→ Information:
╭──

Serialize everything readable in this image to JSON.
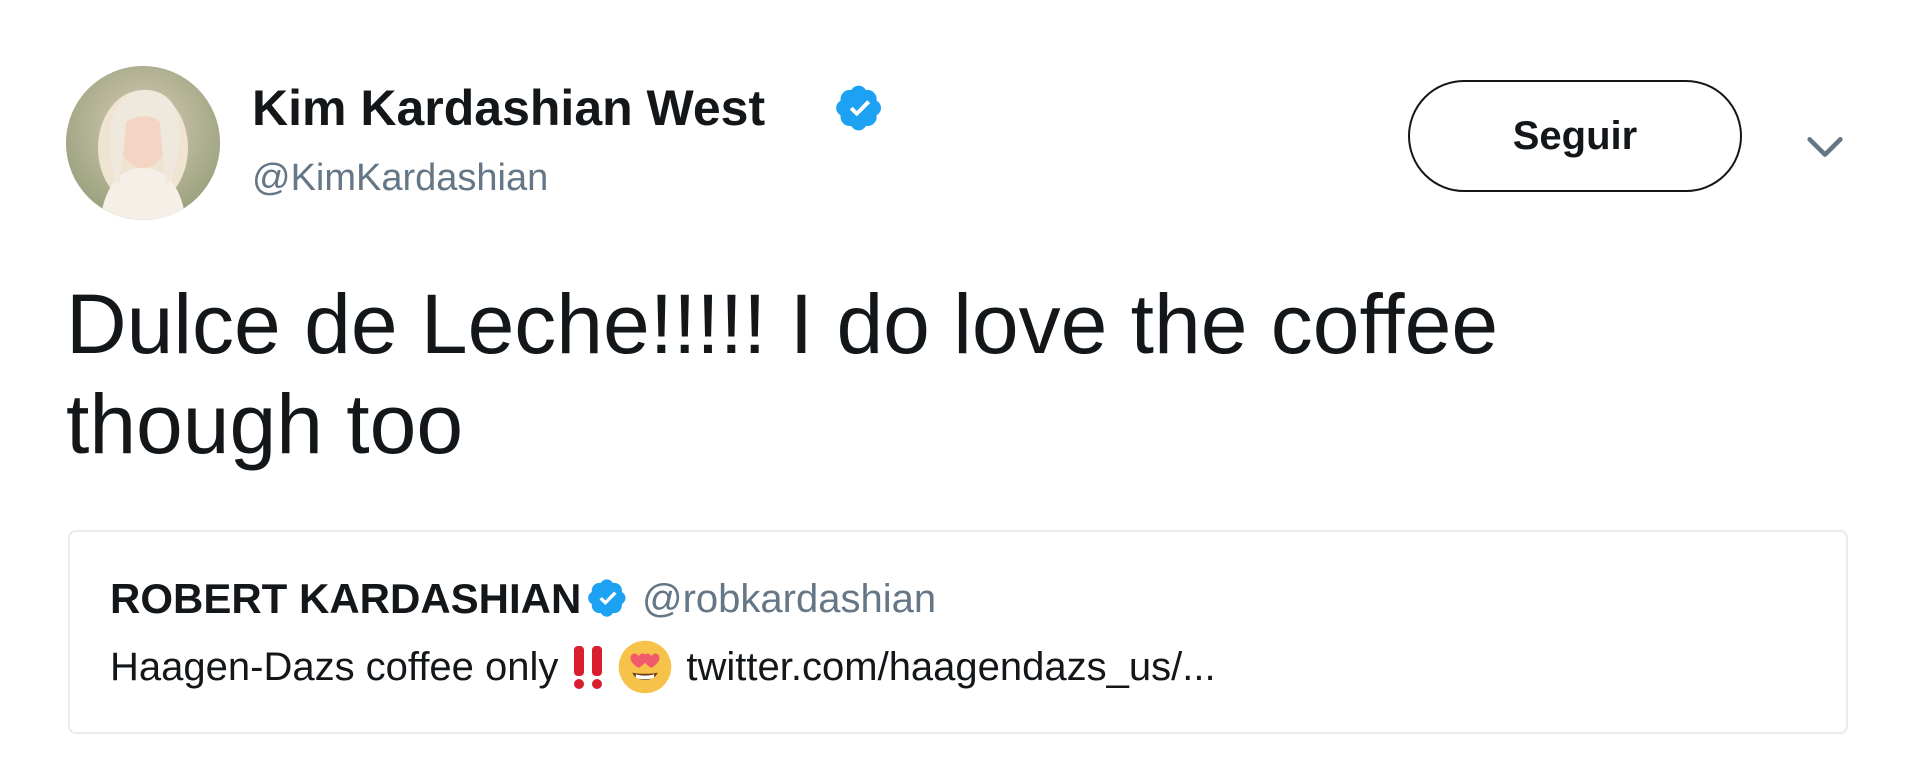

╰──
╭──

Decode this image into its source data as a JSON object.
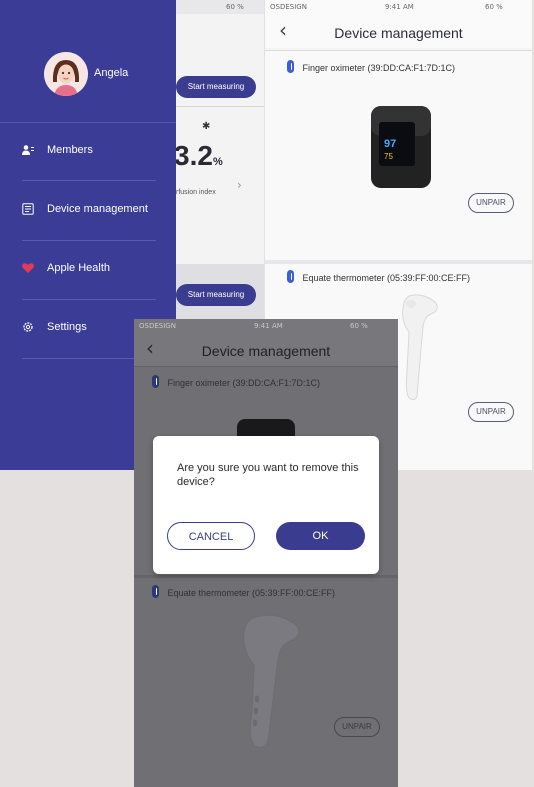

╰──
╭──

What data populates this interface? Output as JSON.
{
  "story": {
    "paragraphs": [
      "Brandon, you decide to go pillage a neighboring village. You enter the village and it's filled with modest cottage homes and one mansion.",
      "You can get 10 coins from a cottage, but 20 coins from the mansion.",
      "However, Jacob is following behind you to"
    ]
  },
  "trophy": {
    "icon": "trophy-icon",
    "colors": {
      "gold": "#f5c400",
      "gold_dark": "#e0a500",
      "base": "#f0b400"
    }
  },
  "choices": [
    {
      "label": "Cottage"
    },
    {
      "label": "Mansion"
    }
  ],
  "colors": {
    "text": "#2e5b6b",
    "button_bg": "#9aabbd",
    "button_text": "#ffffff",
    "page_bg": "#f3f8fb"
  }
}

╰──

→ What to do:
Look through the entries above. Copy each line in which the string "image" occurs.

→ Written response:
Serialize everything readable in this image to JSON.
Decode this image into its source data as a JSON object.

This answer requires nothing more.